• **Problem to work on**
Look through the lines below; wherever the word "String" appears, copy that line.
*** Exercise material ***
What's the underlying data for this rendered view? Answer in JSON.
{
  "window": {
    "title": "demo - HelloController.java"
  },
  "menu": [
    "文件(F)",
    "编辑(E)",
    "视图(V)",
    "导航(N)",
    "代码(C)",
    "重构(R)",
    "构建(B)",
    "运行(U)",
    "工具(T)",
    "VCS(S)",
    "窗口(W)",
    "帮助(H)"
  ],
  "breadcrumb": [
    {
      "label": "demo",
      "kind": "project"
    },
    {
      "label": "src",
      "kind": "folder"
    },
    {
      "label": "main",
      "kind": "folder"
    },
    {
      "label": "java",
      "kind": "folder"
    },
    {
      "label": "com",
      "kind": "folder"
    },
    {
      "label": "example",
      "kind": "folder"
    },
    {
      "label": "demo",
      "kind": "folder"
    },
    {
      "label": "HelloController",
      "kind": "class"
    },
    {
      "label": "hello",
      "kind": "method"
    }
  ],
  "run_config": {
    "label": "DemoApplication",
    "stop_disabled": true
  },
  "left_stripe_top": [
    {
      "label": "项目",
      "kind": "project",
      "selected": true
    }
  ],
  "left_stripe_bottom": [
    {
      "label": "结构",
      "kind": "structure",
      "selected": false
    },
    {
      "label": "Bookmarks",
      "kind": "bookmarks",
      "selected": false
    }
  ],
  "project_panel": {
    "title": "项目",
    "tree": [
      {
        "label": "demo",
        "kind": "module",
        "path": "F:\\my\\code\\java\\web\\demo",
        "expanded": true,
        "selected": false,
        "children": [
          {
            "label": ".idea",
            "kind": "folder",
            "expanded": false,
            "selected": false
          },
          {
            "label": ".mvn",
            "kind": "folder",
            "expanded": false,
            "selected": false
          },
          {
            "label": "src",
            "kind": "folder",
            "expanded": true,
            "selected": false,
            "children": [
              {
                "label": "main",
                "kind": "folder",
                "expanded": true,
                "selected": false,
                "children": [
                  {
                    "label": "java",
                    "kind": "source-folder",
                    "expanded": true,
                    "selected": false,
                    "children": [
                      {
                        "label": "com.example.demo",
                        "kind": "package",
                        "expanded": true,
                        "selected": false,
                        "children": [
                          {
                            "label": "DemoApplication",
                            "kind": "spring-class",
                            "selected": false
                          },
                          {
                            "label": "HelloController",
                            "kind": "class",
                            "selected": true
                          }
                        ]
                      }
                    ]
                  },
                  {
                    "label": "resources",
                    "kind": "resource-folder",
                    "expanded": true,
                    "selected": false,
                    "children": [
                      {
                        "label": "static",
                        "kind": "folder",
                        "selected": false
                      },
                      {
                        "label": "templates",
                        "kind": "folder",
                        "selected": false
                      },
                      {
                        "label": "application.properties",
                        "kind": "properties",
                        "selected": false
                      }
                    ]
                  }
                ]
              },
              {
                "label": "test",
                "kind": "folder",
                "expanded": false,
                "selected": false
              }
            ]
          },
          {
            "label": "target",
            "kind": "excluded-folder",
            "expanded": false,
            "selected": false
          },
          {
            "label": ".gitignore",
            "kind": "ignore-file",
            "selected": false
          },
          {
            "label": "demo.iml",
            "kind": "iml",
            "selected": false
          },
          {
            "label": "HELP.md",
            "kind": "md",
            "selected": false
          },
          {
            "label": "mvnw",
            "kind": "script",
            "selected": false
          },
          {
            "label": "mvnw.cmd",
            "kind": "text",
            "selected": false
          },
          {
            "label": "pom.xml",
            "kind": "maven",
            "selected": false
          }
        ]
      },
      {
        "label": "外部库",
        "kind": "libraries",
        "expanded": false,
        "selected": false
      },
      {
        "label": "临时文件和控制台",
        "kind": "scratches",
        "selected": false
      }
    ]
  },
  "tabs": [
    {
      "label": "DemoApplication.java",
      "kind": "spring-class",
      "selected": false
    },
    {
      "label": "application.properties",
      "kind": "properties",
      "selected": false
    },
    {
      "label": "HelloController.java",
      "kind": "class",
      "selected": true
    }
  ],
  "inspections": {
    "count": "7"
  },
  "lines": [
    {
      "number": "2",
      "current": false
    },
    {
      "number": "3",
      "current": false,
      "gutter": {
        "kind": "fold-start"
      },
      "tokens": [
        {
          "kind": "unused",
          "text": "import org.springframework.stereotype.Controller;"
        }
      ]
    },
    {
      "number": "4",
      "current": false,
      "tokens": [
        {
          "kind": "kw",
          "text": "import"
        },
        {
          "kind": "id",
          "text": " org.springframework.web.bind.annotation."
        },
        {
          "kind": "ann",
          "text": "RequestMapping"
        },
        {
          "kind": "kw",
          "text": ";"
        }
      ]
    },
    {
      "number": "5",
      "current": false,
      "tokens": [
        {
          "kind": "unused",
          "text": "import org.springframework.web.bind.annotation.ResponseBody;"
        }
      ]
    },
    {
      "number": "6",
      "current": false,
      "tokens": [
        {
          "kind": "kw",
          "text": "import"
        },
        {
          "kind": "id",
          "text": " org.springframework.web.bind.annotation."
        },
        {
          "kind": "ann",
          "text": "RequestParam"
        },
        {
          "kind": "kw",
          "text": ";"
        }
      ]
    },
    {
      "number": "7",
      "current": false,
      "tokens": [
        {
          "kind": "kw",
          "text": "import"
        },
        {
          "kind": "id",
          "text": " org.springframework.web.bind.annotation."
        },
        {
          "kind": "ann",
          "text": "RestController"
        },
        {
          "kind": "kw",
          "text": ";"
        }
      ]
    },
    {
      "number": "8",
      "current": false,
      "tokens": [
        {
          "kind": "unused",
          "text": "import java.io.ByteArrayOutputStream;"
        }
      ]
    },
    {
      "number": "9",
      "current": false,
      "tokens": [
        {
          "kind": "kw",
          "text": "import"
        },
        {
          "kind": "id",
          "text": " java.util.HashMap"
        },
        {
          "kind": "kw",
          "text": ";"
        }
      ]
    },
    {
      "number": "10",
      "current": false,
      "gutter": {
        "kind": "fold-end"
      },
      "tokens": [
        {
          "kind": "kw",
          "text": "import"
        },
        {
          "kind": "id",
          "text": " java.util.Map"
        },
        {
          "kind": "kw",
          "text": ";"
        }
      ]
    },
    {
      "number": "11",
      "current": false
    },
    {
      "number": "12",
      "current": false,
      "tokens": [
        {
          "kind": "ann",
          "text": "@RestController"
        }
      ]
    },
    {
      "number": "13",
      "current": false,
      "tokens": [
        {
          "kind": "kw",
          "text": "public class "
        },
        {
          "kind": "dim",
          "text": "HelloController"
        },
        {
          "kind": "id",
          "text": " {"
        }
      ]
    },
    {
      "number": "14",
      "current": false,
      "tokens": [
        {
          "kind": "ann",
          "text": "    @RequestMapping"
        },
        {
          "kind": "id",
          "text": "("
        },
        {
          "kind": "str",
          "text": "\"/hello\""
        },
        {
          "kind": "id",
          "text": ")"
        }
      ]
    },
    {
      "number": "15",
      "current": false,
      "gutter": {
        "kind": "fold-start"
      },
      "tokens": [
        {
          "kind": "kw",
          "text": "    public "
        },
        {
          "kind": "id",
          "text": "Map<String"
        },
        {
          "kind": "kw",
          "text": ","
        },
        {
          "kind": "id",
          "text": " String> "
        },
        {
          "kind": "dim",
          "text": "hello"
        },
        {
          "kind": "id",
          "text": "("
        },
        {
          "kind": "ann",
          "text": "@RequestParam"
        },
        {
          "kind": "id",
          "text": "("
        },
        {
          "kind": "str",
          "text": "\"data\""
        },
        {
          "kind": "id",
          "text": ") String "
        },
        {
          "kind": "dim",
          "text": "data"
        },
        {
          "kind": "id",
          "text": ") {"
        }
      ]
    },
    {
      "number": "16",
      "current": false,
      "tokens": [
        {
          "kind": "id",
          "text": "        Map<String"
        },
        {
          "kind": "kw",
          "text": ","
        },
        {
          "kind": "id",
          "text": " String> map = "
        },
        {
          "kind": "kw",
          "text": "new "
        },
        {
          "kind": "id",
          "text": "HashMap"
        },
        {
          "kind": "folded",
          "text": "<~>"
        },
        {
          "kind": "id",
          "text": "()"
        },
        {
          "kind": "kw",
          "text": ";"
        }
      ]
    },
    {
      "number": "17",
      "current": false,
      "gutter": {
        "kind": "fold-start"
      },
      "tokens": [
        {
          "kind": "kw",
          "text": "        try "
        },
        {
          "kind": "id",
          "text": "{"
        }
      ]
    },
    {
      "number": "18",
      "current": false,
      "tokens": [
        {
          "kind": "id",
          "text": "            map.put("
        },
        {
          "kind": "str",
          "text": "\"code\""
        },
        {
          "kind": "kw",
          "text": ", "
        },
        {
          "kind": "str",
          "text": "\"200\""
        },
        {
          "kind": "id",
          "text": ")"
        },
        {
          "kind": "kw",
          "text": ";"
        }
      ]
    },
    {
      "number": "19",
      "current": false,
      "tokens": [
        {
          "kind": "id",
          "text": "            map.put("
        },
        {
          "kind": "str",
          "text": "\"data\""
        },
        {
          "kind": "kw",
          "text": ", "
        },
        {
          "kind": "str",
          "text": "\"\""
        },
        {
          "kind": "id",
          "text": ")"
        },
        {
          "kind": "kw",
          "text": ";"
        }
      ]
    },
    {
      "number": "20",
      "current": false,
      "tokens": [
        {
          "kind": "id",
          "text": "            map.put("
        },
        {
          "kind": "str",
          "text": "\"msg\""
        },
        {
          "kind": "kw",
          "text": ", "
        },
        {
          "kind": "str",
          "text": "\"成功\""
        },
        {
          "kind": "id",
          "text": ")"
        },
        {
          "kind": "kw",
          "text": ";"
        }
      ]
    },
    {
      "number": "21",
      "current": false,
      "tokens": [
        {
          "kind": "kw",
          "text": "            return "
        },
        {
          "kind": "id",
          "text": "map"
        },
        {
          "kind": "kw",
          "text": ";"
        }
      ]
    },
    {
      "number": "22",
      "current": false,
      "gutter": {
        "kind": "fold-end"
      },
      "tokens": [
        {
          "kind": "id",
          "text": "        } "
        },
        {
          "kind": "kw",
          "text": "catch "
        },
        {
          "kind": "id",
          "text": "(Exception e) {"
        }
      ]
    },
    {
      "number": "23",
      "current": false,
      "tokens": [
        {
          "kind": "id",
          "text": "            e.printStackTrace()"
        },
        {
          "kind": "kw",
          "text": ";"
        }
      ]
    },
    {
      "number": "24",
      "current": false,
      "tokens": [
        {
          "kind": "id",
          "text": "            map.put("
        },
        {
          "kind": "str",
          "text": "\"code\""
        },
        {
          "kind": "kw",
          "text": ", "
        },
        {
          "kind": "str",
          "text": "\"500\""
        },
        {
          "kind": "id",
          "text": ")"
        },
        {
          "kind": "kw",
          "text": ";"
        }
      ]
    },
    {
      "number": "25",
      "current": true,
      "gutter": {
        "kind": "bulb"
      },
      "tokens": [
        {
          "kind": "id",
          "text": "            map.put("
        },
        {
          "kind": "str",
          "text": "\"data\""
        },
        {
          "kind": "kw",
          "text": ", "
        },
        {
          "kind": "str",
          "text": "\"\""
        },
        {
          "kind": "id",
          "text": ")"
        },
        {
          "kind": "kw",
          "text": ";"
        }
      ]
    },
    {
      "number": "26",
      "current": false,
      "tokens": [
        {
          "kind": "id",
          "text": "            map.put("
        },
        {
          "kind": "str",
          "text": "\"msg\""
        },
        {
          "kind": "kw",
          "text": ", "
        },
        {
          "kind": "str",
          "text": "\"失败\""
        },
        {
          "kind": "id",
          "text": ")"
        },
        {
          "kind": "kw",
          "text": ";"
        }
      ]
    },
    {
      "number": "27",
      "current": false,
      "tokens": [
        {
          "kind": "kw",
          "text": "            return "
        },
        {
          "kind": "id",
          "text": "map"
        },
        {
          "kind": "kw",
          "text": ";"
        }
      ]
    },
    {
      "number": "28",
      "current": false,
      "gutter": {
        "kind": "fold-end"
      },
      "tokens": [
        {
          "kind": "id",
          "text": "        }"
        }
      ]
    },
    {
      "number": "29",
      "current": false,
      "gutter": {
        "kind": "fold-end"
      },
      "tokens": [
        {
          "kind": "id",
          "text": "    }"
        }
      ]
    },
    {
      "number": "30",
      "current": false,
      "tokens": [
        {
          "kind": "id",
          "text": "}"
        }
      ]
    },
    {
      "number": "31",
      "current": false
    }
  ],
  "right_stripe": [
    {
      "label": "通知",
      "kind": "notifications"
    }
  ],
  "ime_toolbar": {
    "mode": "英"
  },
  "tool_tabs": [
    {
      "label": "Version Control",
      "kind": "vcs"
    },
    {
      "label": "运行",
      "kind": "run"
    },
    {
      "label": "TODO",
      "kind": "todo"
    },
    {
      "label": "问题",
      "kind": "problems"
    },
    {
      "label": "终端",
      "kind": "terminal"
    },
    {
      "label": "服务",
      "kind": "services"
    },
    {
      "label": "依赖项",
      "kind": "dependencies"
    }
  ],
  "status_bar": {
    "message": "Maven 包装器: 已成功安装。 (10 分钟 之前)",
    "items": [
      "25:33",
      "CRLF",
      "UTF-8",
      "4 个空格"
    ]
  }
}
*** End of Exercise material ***
• **Answer to this exercise**
          "text": "Map<String"
          "text": " String> "
          "text": ") String "
          "text": "        Map<String"
          "text": " String> map = "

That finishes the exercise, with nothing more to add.